● Exercise:
Images do not belong in the copy. Retype all the entries below exactly.

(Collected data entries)
——————

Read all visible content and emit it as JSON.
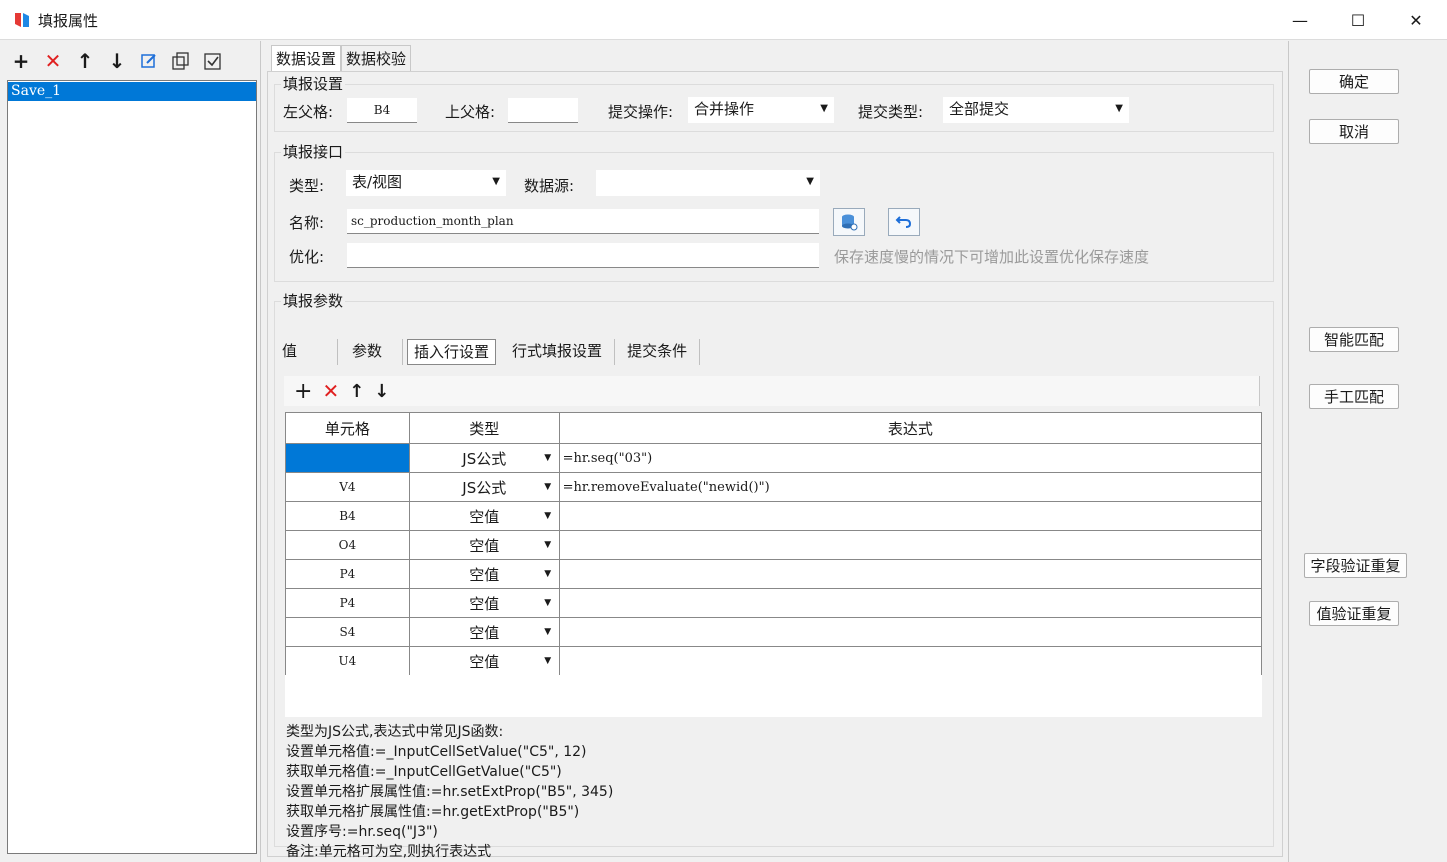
{
  "window": {
    "title": "填报属性",
    "min": "—",
    "max": "☐",
    "close": "✕"
  },
  "left": {
    "items": [
      "Save_1"
    ]
  },
  "tabs": [
    "数据设置",
    "数据校验"
  ],
  "fill_settings": {
    "group_title": "填报设置",
    "left_parent_label": "左父格:",
    "left_parent_value": "B4",
    "top_parent_label": "上父格:",
    "top_parent_value": "",
    "submit_op_label": "提交操作:",
    "submit_op_value": "合并操作",
    "submit_type_label": "提交类型:",
    "submit_type_value": "全部提交"
  },
  "interface": {
    "group_title": "填报接口",
    "type_label": "类型:",
    "type_value": "表/视图",
    "datasource_label": "数据源:",
    "datasource_value": "",
    "name_label": "名称:",
    "name_value": "sc_production_month_plan",
    "optimize_label": "优化:",
    "optimize_value": "",
    "optimize_hint": "保存速度慢的情况下可增加此设置优化保存速度"
  },
  "params": {
    "group_title": "填报参数",
    "tabs": [
      "值",
      "参数",
      "插入行设置",
      "行式填报设置",
      "提交条件"
    ],
    "columns": [
      "单元格",
      "类型",
      "表达式"
    ],
    "rows": [
      {
        "cell": "",
        "type": "JS公式",
        "expr": "=hr.seq(\"03\")"
      },
      {
        "cell": "V4",
        "type": "JS公式",
        "expr": "=hr.removeEvaluate(\"newid()\")"
      },
      {
        "cell": "B4",
        "type": "空值",
        "expr": ""
      },
      {
        "cell": "O4",
        "type": "空值",
        "expr": ""
      },
      {
        "cell": "P4",
        "type": "空值",
        "expr": ""
      },
      {
        "cell": "P4",
        "type": "空值",
        "expr": ""
      },
      {
        "cell": "S4",
        "type": "空值",
        "expr": ""
      },
      {
        "cell": "U4",
        "type": "空值",
        "expr": ""
      }
    ]
  },
  "help_lines": [
    "类型为JS公式,表达式中常见JS函数:",
    "设置单元格值:=_InputCellSetValue(\"C5\", 12)",
    "获取单元格值:=_InputCellGetValue(\"C5\")",
    "设置单元格扩展属性值:=hr.setExtProp(\"B5\", 345)",
    "获取单元格扩展属性值:=hr.getExtProp(\"B5\")",
    "设置序号:=hr.seq(\"J3\")",
    "备注:单元格可为空,则执行表达式"
  ],
  "right": {
    "ok": "确定",
    "cancel": "取消",
    "smart_match": "智能匹配",
    "manual_match": "手工匹配",
    "field_dup": "字段验证重复",
    "value_dup": "值验证重复"
  },
  "colors": {
    "selection": "#0078d7",
    "delete": "#e02020"
  }
}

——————

● Answer box:
Read all visible content and emit it as JSON.
{
  "window": {
    "title": "填报属性",
    "min": "—",
    "max": "☐",
    "close": "✕"
  },
  "left": {
    "items": [
      "Save_1"
    ]
  },
  "tabs": [
    "数据设置",
    "数据校验"
  ],
  "fill_settings": {
    "group_title": "填报设置",
    "left_parent_label": "左父格:",
    "left_parent_value": "B4",
    "top_parent_label": "上父格:",
    "top_parent_value": "",
    "submit_op_label": "提交操作:",
    "submit_op_value": "合并操作",
    "submit_type_label": "提交类型:",
    "submit_type_value": "全部提交"
  },
  "interface": {
    "group_title": "填报接口",
    "type_label": "类型:",
    "type_value": "表/视图",
    "datasource_label": "数据源:",
    "datasource_value": "",
    "name_label": "名称:",
    "name_value": "sc_production_month_plan",
    "optimize_label": "优化:",
    "optimize_value": "",
    "optimize_hint": "保存速度慢的情况下可增加此设置优化保存速度"
  },
  "params": {
    "group_title": "填报参数",
    "tabs": [
      "值",
      "参数",
      "插入行设置",
      "行式填报设置",
      "提交条件"
    ],
    "columns": [
      "单元格",
      "类型",
      "表达式"
    ],
    "rows": [
      {
        "cell": "",
        "type": "JS公式",
        "expr": "=hr.seq(\"03\")"
      },
      {
        "cell": "V4",
        "type": "JS公式",
        "expr": "=hr.removeEvaluate(\"newid()\")"
      },
      {
        "cell": "B4",
        "type": "空值",
        "expr": ""
      },
      {
        "cell": "O4",
        "type": "空值",
        "expr": ""
      },
      {
        "cell": "P4",
        "type": "空值",
        "expr": ""
      },
      {
        "cell": "P4",
        "type": "空值",
        "expr": ""
      },
      {
        "cell": "S4",
        "type": "空值",
        "expr": ""
      },
      {
        "cell": "U4",
        "type": "空值",
        "expr": ""
      }
    ]
  },
  "help_lines": [
    "类型为JS公式,表达式中常见JS函数:",
    "设置单元格值:=_InputCellSetValue(\"C5\", 12)",
    "获取单元格值:=_InputCellGetValue(\"C5\")",
    "设置单元格扩展属性值:=hr.setExtProp(\"B5\", 345)",
    "获取单元格扩展属性值:=hr.getExtProp(\"B5\")",
    "设置序号:=hr.seq(\"J3\")",
    "备注:单元格可为空,则执行表达式"
  ],
  "right": {
    "ok": "确定",
    "cancel": "取消",
    "smart_match": "智能匹配",
    "manual_match": "手工匹配",
    "field_dup": "字段验证重复",
    "value_dup": "值验证重复"
  },
  "colors": {
    "selection": "#0078d7",
    "delete": "#e02020"
  }
}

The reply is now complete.